### EXERCISE OBJECTIVE
Each record below is to be output unchanged, and any picture is to be dropped.

### AVAILABLE RECORDS

/---

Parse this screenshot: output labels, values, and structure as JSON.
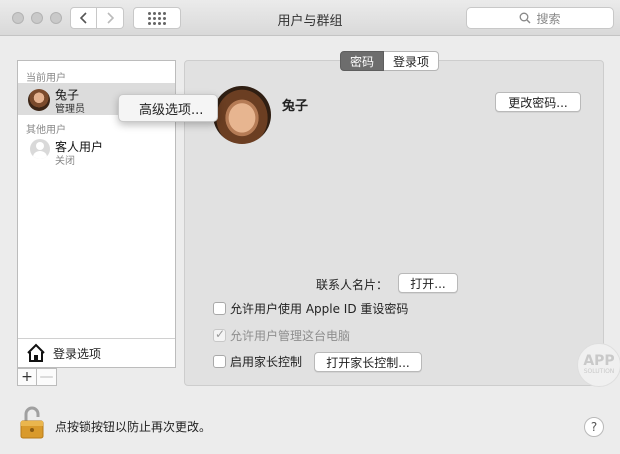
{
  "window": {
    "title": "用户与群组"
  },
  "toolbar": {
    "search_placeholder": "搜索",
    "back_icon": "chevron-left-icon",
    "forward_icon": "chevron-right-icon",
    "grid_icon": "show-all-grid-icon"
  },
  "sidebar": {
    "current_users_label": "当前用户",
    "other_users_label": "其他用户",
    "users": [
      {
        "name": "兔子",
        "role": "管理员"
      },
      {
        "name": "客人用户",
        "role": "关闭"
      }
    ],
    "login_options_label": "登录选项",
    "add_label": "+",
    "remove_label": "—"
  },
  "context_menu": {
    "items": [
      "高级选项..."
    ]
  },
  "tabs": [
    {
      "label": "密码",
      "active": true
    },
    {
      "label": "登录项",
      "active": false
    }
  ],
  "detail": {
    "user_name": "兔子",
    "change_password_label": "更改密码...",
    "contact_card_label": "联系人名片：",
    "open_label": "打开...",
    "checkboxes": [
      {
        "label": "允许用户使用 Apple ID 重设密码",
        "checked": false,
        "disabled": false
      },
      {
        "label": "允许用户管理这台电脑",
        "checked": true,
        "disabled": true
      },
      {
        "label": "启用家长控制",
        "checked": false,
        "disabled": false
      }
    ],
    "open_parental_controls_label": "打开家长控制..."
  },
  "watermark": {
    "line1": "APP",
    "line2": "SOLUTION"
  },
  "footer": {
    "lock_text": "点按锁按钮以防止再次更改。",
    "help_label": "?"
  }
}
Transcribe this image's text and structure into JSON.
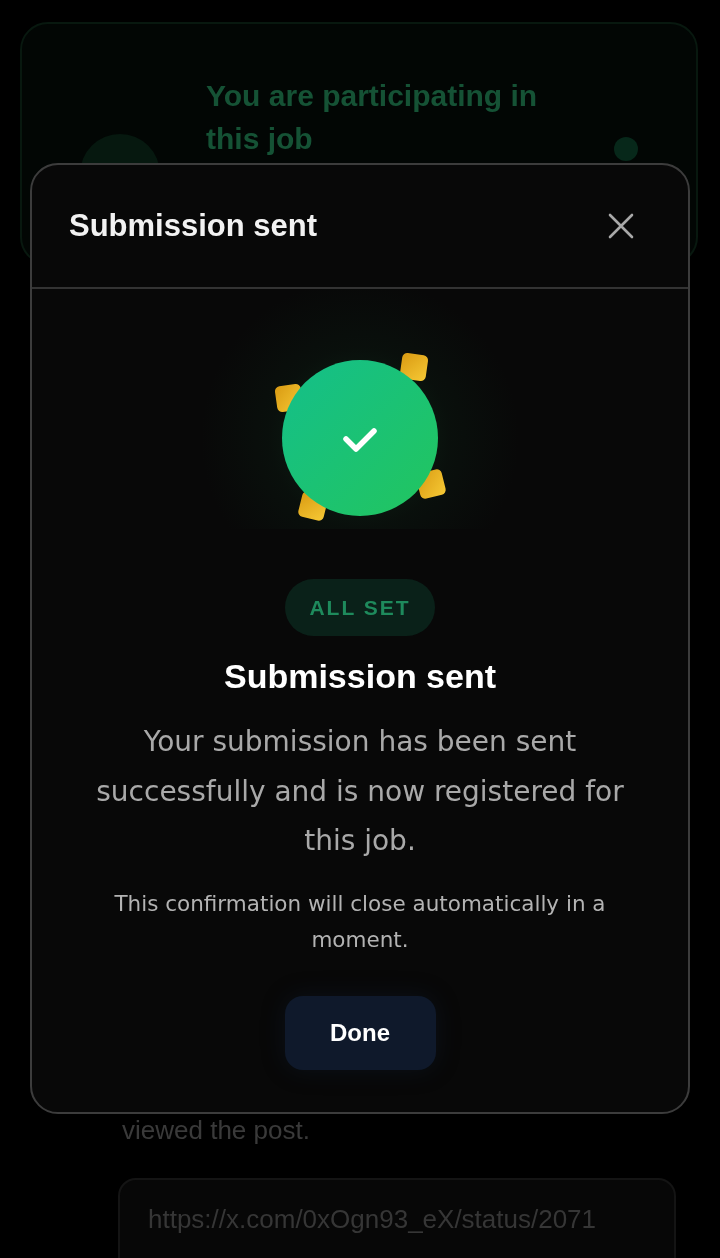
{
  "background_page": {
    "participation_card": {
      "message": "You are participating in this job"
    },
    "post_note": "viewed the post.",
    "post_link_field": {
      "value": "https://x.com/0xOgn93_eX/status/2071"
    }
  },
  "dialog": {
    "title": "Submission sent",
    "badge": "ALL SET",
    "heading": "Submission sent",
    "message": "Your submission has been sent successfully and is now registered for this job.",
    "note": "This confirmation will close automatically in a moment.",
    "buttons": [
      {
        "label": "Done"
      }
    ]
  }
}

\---

### ANSWER SECTION
Parse this screenshot: output labels, values, and structure as JSON.
{
  "window": {
    "title": "用户与群组"
  },
  "toolbar": {
    "search_placeholder": "搜索",
    "back_icon": "chevron-left-icon",
    "forward_icon": "chevron-right-icon",
    "grid_icon": "show-all-grid-icon"
  },
  "sidebar": {
    "current_users_label": "当前用户",
    "other_users_label": "其他用户",
    "users": [
      {
        "name": "兔子",
        "role": "管理员"
      },
      {
        "name": "客人用户",
        "role": "关闭"
      }
    ],
    "login_options_label": "登录选项",
    "add_label": "+",
    "remove_label": "—"
  },
  "context_menu": {
    "items": [
      "高级选项..."
    ]
  },
  "tabs": [
    {
      "label": "密码",
      "active": true
    },
    {
      "label": "登录项",
      "active": false
    }
  ],
  "detail": {
    "user_name": "兔子",
    "change_password_label": "更改密码...",
    "contact_card_label": "联系人名片：",
    "open_label": "打开...",
    "checkboxes": [
      {
        "label": "允许用户使用 Apple ID 重设密码",
        "checked": false,
        "disabled": false
      },
      {
        "label": "允许用户管理这台电脑",
        "checked": true,
        "disabled": true
      },
      {
        "label": "启用家长控制",
        "checked": false,
        "disabled": false
      }
    ],
    "open_parental_controls_label": "打开家长控制..."
  },
  "watermark": {
    "line1": "APP",
    "line2": "SOLUTION"
  },
  "footer": {
    "lock_text": "点按锁按钮以防止再次更改。",
    "help_label": "?"
  }
}
Transcribe this image's text and structure into JSON.
{
  "background_page": {
    "participation_card": {
      "message": "You are participating in this job"
    },
    "post_note": "viewed the post.",
    "post_link_field": {
      "value": "https://x.com/0xOgn93_eX/status/2071"
    }
  },
  "dialog": {
    "title": "Submission sent",
    "badge": "ALL SET",
    "heading": "Submission sent",
    "message": "Your submission has been sent successfully and is now registered for this job.",
    "note": "This confirmation will close automatically in a moment.",
    "buttons": [
      {
        "label": "Done"
      }
    ]
  }
}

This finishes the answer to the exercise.